Hi and welcome to my Blog, my name is Paul Riddle and I live in south Leicestershire, UK. Back in August 2007 my quest began to locate as many local Little Owl territories as possible. The driving force was a reported decline in the uk numbers so I thought I would do my bit and conduct a study in my area. After 7 years and countless hours out in the field I have detected over 200 different sites. With a thirst for a greater understanding of the owls a more comprehensive monitoring and nest box programme then commenced. This also now includes monitoring the local and very sparse population of Barn Owls, please pop back occasionally and catch up with the life and times of my owls and any other wildlife that I come across. I hope you enjoy your visit!!!

Monday, 16 January 2012

A Change of attack!

Following on from an in depth conversation I had recently with Richard Pegler regarding "boring" owl images and his subsequent excellent blog post I am now taking up his (our) challenge to make a concertive effort to come up with something a bit different. To understand my reference to Richard's comments you can catch up with his blog by clicking HERE.

I think I owe it to my blog readers to offer a bit more variety with my images rather than concentrating all the time on intimate close ups. Although its not easy to continuously offer variance along with an acceptable quality I'll give it a go. A bit more environmental and or unusual behaviour should be the norm from now on, but of course there will always be some "boring" images but hopefully not as frequent!

So let us start with some non flight SEO images, as regular readers of this blog know I am trying desperately to achieve a "perched" shot, it wasn't attained over the weekend but what I can show you is a roosting bird on the ground. The grassy rough pasture that can be seen is typical of where SEO are to be located, their camouflage is perfectly suited.

Another ground roosting bird, a bit closer and in better light, just brilliant how the sun enhances those intense yellow eyes! 

In line with what I have promised, an image that is a bit different. Here a distant SEO can be seen just after catching a vole, it was just about to tuck into its meal when it had some unwanted attention from a Carrion Crow. Judging by the owls stare I don't think it is in any mood to share! 

As I mentioned previously, to offer different types of images sometimes quality and close up detail has to be sacrificed, this next image of a pair or midair owls fighting is typical of that but I think one can get a feel for what was occuring?

Next on the weekend agenda was Little Owls, recently I have tended to keep on going back to the same reliable sites, which obviously makes my life easier but results in the images being very similar?
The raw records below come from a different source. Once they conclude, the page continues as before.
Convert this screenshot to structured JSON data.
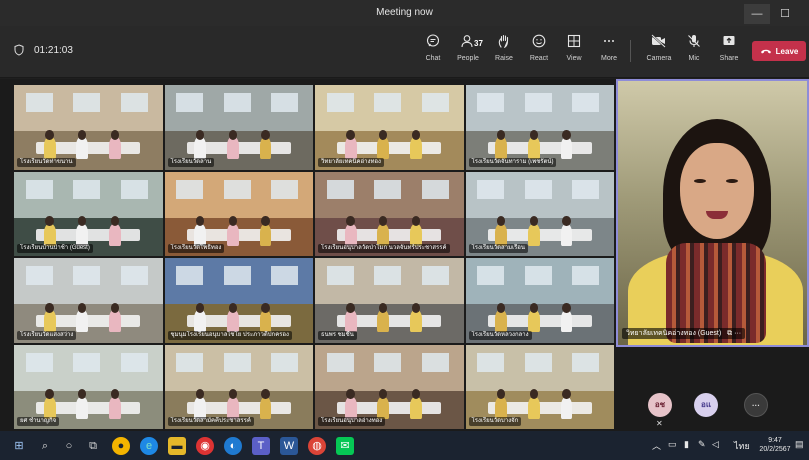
{
  "window": {
    "title": "Meeting now",
    "min": "—",
    "max": "☐",
    "close": "✕"
  },
  "toolbar": {
    "timer": "01:21:03",
    "chat": "Chat",
    "people": "People",
    "people_count": "37",
    "raise": "Raise",
    "react": "React",
    "view": "View",
    "more": "More",
    "camera": "Camera",
    "mic": "Mic",
    "share": "Share",
    "leave": "Leave"
  },
  "tiles": [
    {
      "name": "โรงเรียนวัดท่าขนาน",
      "wall": "#c9b9a0",
      "floor": "#8e7d62"
    },
    {
      "name": "โรงเรียนวัดลาน",
      "wall": "#9fa8a7",
      "floor": "#6d6a60"
    },
    {
      "name": "วิทยาลัยเทคนิคอ่างทอง",
      "wall": "#d6c9a5",
      "floor": "#a38a5b"
    },
    {
      "name": "โรงเรียนวัดจันทาราม (เพชรัตน์)",
      "wall": "#b9c4c8",
      "floor": "#7c7e78"
    },
    {
      "name": "โรงเรียนบ้านป่าช้า (Guest)",
      "wall": "#a9b7b1",
      "floor": "#3f4d46"
    },
    {
      "name": "โรงเรียนวัดโพธิ์ทอง",
      "wall": "#d3a878",
      "floor": "#8a5a38"
    },
    {
      "name": "โรงเรียนอนุบาลวัดป่าโมก นวลจันทร์ประชาสรรค์",
      "wall": "#9c7f6a",
      "floor": "#6f4e49"
    },
    {
      "name": "โรงเรียนวัดสามเรือน",
      "wall": "#b8c3c6",
      "floor": "#7d8689"
    },
    {
      "name": "โรงเรียนวัดแสงสว่าง",
      "wall": "#c5c9c8",
      "floor": "#8f8a7e"
    },
    {
      "name": "ชุมนุมโรงเรียนอนุบาลไชโย ประภาวดีปกครอง",
      "wall": "#5d7aa6",
      "floor": "#7b6a3f"
    },
    {
      "name": "ธนพร ชมชื่น",
      "wall": "#c2b8a6",
      "floor": "#6c6a66"
    },
    {
      "name": "โรงเรียนวัดหลวงกลาง",
      "wall": "#9fb3ba",
      "floor": "#6b7276"
    },
    {
      "name": "ยศ ชำนาญกิจ",
      "wall": "#c9d0c9",
      "floor": "#8c8d7c"
    },
    {
      "name": "โรงเรียนวัดสามัคคีประชาสรรค์",
      "wall": "#cbbfa5",
      "floor": "#8a7c5c"
    },
    {
      "name": "โรงเรียนอนุบาลอ่างทอง",
      "wall": "#bba58c",
      "floor": "#6b5646"
    },
    {
      "name": "โรงเรียนวัดบางจัก",
      "wall": "#c8c0a8",
      "floor": "#a08c5d"
    }
  ],
  "spotlight": {
    "name": "วิทยาลัยเทคนิคอ่างทอง (Guest)"
  },
  "overflow": {
    "avatar1": "อช",
    "avatar2": "อแ",
    "more": "···"
  },
  "taskbar": {
    "lang": "ไทย",
    "time": "9:47",
    "date": "20/2/2567"
  }
}
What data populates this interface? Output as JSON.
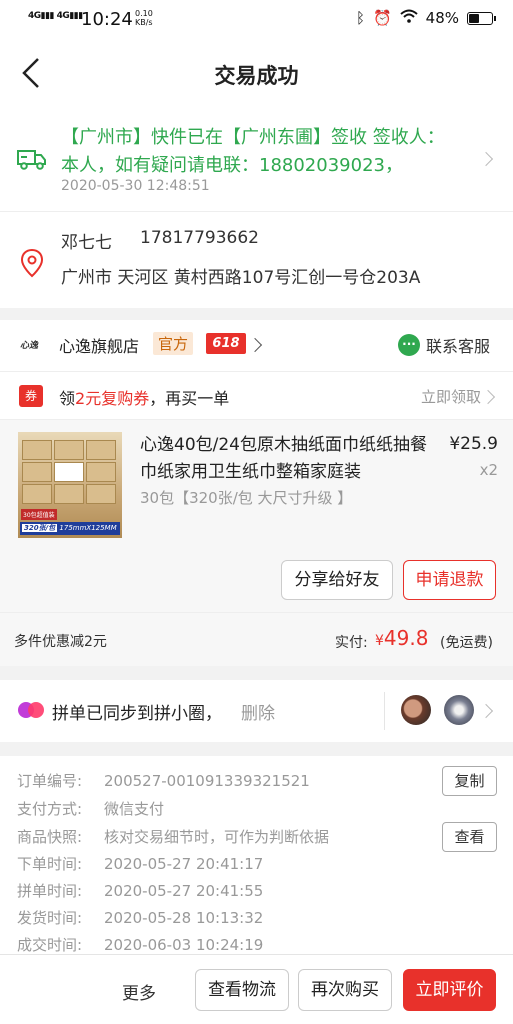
{
  "status_bar": {
    "signal1": "4G",
    "signal2": "4G",
    "time": "10:24",
    "net_speed_value": "0.10",
    "net_speed_unit": "KB/s",
    "battery": "48%",
    "battery_level": 0.48
  },
  "nav": {
    "title": "交易成功",
    "back_icon": "chevron-left-icon"
  },
  "logistics": {
    "text": "【广州市】快件已在【广州东圃】签收 签收人：本人，如有疑问请电联：18802039023，",
    "time": "2020-05-30 12:48:51",
    "icon": "truck-icon"
  },
  "address": {
    "name": "邓七七",
    "phone": "17817793662",
    "address": "广州市 天河区 黄村西路107号汇创一号仓203A",
    "icon": "location-pin-icon"
  },
  "shop": {
    "logo": "心逸",
    "name": "心逸旗舰店",
    "badge_official": "官方",
    "badge_promo": "618",
    "service_label": "联系客服"
  },
  "coupon": {
    "tag": "券",
    "text_prefix": "领",
    "text_highlight": "2元复购券",
    "text_suffix": "，再买一单",
    "claim": "立即领取"
  },
  "product": {
    "title": "心逸40包/24包原木抽纸面巾纸纸抽餐巾纸家用卫生纸巾整箱家庭装",
    "price": "¥25.9",
    "quantity": "x2",
    "spec": "30包【320张/包 大尺寸升级 】",
    "thumb_caption_top": "30包超值装",
    "thumb_caption_sheets": "320张/包",
    "thumb_caption_size": "175mmX125MM",
    "share_label": "分享给好友",
    "refund_label": "申请退款"
  },
  "summary": {
    "discount": "多件优惠减2元",
    "paid_label": "实付:",
    "currency": "¥",
    "amount": "49.8",
    "shipping": "(免运费)"
  },
  "group": {
    "text": "拼单已同步到拼小圈，",
    "delete": "删除"
  },
  "order_info": {
    "rows": [
      {
        "key": "订单编号:",
        "value": "200527-001091339321521"
      },
      {
        "key": "支付方式:",
        "value": "微信支付"
      },
      {
        "key": "商品快照:",
        "value": "核对交易细节时，可作为判断依据"
      },
      {
        "key": "下单时间:",
        "value": "2020-05-27 20:41:17"
      },
      {
        "key": "拼单时间:",
        "value": "2020-05-27 20:41:55"
      },
      {
        "key": "发货时间:",
        "value": "2020-05-28 10:13:32"
      },
      {
        "key": "成交时间:",
        "value": "2020-06-03 10:24:19"
      }
    ],
    "copy_label": "复制",
    "view_label": "查看"
  },
  "bottom_bar": {
    "more": "更多",
    "logistics": "查看物流",
    "rebuy": "再次购买",
    "review": "立即评价"
  },
  "colors": {
    "accent_red": "#e8312b",
    "logistics_green": "#2fa84f"
  }
}
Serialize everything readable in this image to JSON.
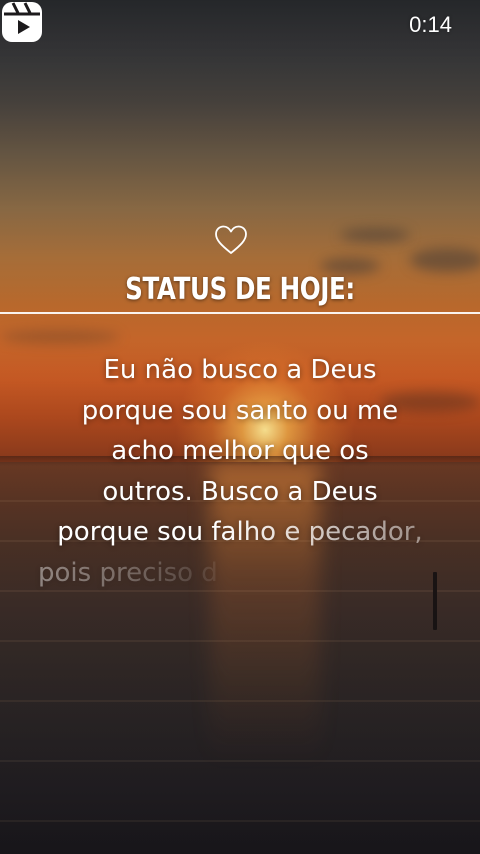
{
  "player": {
    "app_icon": "reels-icon",
    "elapsed_time": "0:14"
  },
  "overlay": {
    "heart_icon": "heart-outline-icon",
    "headline": "STATUS DE HOJE:",
    "quote_lines": [
      "Eu não busco a Deus",
      "porque sou santo ou me",
      "acho melhor que os",
      "outros. Busco a Deus",
      "porque sou falho e pecador,",
      "pois preciso d"
    ]
  },
  "colors": {
    "text": "#ffffff",
    "sunset_orange": "#c7662a",
    "sky_dark": "#2a2c30"
  }
}
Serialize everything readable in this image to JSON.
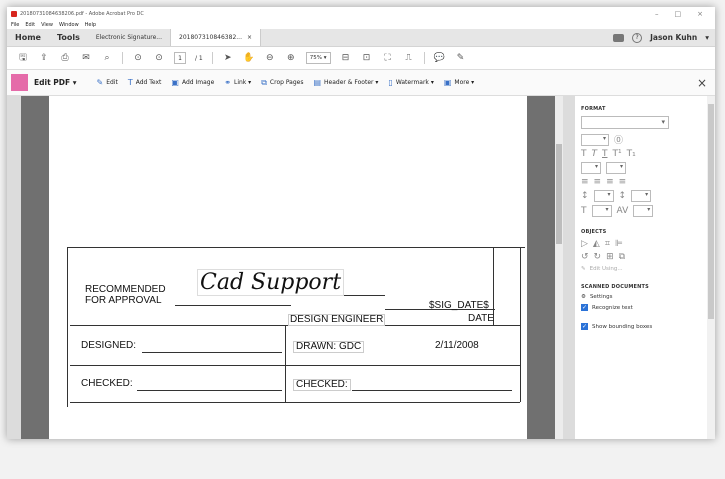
{
  "window": {
    "title": "20180731084638206.pdf - Adobe Acrobat Pro DC",
    "controls": [
      "–",
      "□",
      "×"
    ]
  },
  "menu": [
    "File",
    "Edit",
    "View",
    "Window",
    "Help"
  ],
  "tabs": {
    "home": "Home",
    "tools": "Tools",
    "esig": "Electronic Signature...",
    "doc": "201807310846382...",
    "close": "×",
    "user": "Jason Kuhn",
    "user_chevron": "▾",
    "help": "?"
  },
  "toolbar": {
    "page_current": "1",
    "page_total": "/ 1",
    "zoom": "75%",
    "zoom_chevron": "▾"
  },
  "editbar": {
    "title": "Edit PDF",
    "title_chevron": "▾",
    "items": [
      {
        "icon": "edit-icon",
        "glyph": "✎",
        "label": "Edit"
      },
      {
        "icon": "text-icon",
        "glyph": "T",
        "label": "Add Text"
      },
      {
        "icon": "image-icon",
        "glyph": "▣",
        "label": "Add Image"
      },
      {
        "icon": "link-icon",
        "glyph": "⚭",
        "label": "Link ▾"
      },
      {
        "icon": "crop-icon",
        "glyph": "⧉",
        "label": "Crop Pages"
      },
      {
        "icon": "header-footer-icon",
        "glyph": "▤",
        "label": "Header & Footer ▾"
      },
      {
        "icon": "watermark-icon",
        "glyph": "▯",
        "label": "Watermark ▾"
      },
      {
        "icon": "more-icon",
        "glyph": "▣",
        "label": "More ▾"
      }
    ],
    "close": "×"
  },
  "panel": {
    "format_heading": "FORMAT",
    "objects_heading": "OBJECTS",
    "edit_using": "Edit Using...",
    "scanned_heading": "SCANNED DOCUMENTS",
    "settings": "Settings",
    "recognize_text": "Recognize text",
    "show_bounding": "Show bounding boxes"
  },
  "form": {
    "recommended": "RECOMMENDED",
    "for_approval": "FOR APPROVAL",
    "signature": "Cad Support",
    "sig_date": "$SIG_DATE$",
    "design_engineer": "DESIGN ENGINEER",
    "date": "DATE",
    "designed": "DESIGNED:",
    "drawn": "DRAWN: GDC",
    "drawn_date": "2/11/2008",
    "checked_left": "CHECKED:",
    "checked_right": "CHECKED:"
  },
  "colors": {
    "accent_pink": "#e56ba9",
    "checkbox_blue": "#2b72d7",
    "pdf_red": "#d7261e"
  }
}
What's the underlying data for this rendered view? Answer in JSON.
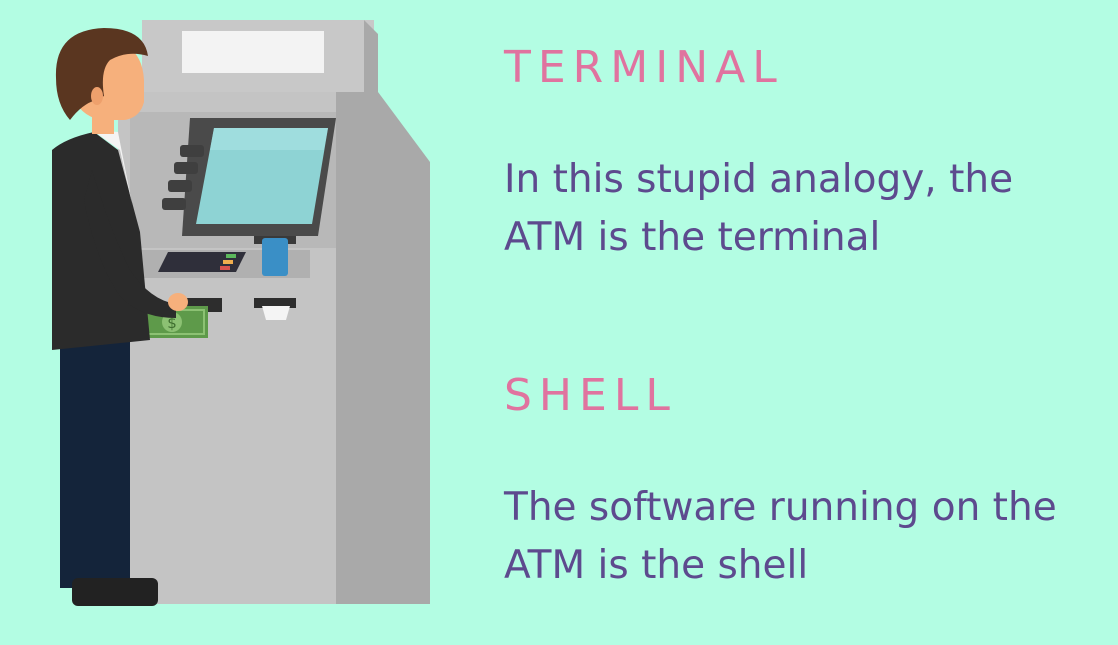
{
  "terminal": {
    "heading": "TERMINAL",
    "lines": [
      "In this stupid analogy, the",
      "ATM is the terminal"
    ]
  },
  "shell": {
    "heading": "SHELL",
    "lines": [
      "The software running on the",
      "ATM is the shell"
    ]
  },
  "colors": {
    "background": "#b3fde3",
    "heading": "#e0739f",
    "body": "#5d4a8e"
  },
  "illustration": {
    "subject": "man-using-atm",
    "icons": [
      "atm-machine",
      "person",
      "cash-banknote",
      "bank-card",
      "receipt"
    ]
  }
}
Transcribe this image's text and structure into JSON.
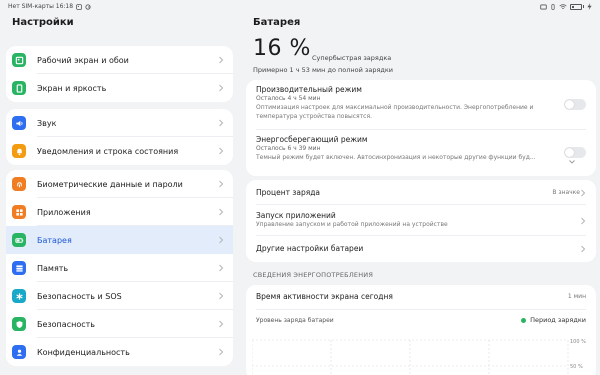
{
  "statusbar": {
    "left_text": "Нет SIM-карты 16:18",
    "battery_level": 0.16
  },
  "left": {
    "title": "Настройки",
    "groups": [
      {
        "items": [
          {
            "label": "Рабочий экран и обои",
            "icon": "wallpaper-icon",
            "color": "#28b463"
          },
          {
            "label": "Экран и яркость",
            "icon": "display-icon",
            "color": "#28b463"
          }
        ]
      },
      {
        "items": [
          {
            "label": "Звук",
            "icon": "sound-icon",
            "color": "#2e6ef0"
          },
          {
            "label": "Уведомления и строка состояния",
            "icon": "notification-icon",
            "color": "#f39c12"
          }
        ]
      },
      {
        "items": [
          {
            "label": "Биометрические данные и пароли",
            "icon": "fingerprint-icon",
            "color": "#f07d22"
          },
          {
            "label": "Приложения",
            "icon": "apps-icon",
            "color": "#f07d22"
          },
          {
            "label": "Батарея",
            "icon": "battery-icon",
            "color": "#28b463",
            "active": true
          },
          {
            "label": "Память",
            "icon": "storage-icon",
            "color": "#2e6ef0"
          },
          {
            "label": "Безопасность и SOS",
            "icon": "sos-icon",
            "color": "#1aa8c8"
          },
          {
            "label": "Безопасность",
            "icon": "security-icon",
            "color": "#28b463"
          },
          {
            "label": "Конфиденциальность",
            "icon": "privacy-icon",
            "color": "#2e6ef0"
          }
        ]
      }
    ]
  },
  "right": {
    "title": "Батарея",
    "percent": "16 %",
    "charge_mode": "Супербыстрая зарядка",
    "charge_eta": "Примерно 1 ч 53 мин до полной зарядки",
    "modes": [
      {
        "title": "Производительный режим",
        "subtitle": "Осталось 4 ч 54 мин",
        "description": "Оптимизация настроек для максимальной производительности. Энергопотребление и температура устройства повысятся."
      },
      {
        "title": "Энергосберегающий режим",
        "subtitle": "Осталось 6 ч 39 мин",
        "description": "Темный режим будет включен. Автосинхронизация и некоторые другие функции буд..."
      }
    ],
    "settings": [
      {
        "title": "Процент заряда",
        "value": "В значке"
      },
      {
        "title": "Запуск приложений",
        "subtitle": "Управление запуском и работой приложений на устройстве"
      },
      {
        "title": "Другие настройки батареи"
      }
    ],
    "section_header": "СВЕДЕНИЯ ЭНЕРГОПОТРЕБЛЕНИЯ",
    "screen_time": {
      "title": "Время активности экрана сегодня",
      "value": "1 мин"
    },
    "battery_level_label": "Уровень заряда батареи",
    "legend_label": "Период зарядки",
    "legend_color": "#28b463",
    "chart_ticks": [
      "100 %",
      "50 %"
    ]
  }
}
So in order to offer some variety I chose to work on some a new sites, I wasn't confident that I would see any owls let alone achieve any images!

I needn't have worried though as the two chosen locations near to the village of Kirkby Mallory produce the goods with a fine display from both of the resident pairs.

At my site No 142 the pair put in a brief appearance, not that different an image but a good start to the day.

At the second site, No 47 a stake out of the nest entrance finally paid dividends when the hen owl popped her head out to take a look at me.

Whilst I was watching and trying to perfect an image of the hen owl the male flew in and landed on a nearby branch. She was out in a flash and joined him, my first image of the pair together in glorious light, shame about the obstructing twig and slightly messy background!

I was having some superb views of the birds when suddenly they were spooked by the farmers dog that was sniffing around at the base of the tree. They weren't going to hang around and watch whilst it dumped its load, so off they flew to a nearby tree.

Once the coast was clear the owls returned, but this time to a different perch that was in full sunlight and without any clutter in the background.  

I think with hindsight the dog actually did me a favour as the owls had obviously forgot about me hiding in my car, they now seemed totally relaxed. Now I have spent hundreds, no thousands of hours watching Little Owls and what I witnessed next was a first!

They faced each other, dropped their heads and starting rubbing them together! I haven't a clue what it was all about but I did capture an image of them doing it.

After the "strange antics" had lapsed both birds seemed to be very excited, lots of fluttering from tree to tree and squawking, I can only assume it was some kind of pre-breeding season bonding? If you have a theory as to what they were up to I'd be please to hear from you.

The final image from this session was of one of the owls that dropped down to the ground right in front of me, makes a change from a perched bird I suppose!

So hopefully this most recent post offered something a little different, not sure how long I can keep it up though!!!!


  1. Absolutely magical Paul!! My favourites are the first SEO image and the first LO image, but I'd be proud to have taken any of them.

  2. From a chap who has one, very ropey SEO shot in his entire collection, I can never get bored off your classy SEO shots, in any setting, situation or pose. Great owl in the grass and fight scene. You're definitely rising to Richard's challenge!

  3. Wow, absolutely amazing post! All of your photos are stunning! I love the owls rubbing their heads together, what an outstanding capture.

  4. Works for me!! Stonking - love the SEO habitat shots! Pleasure to view them - thanks for posting.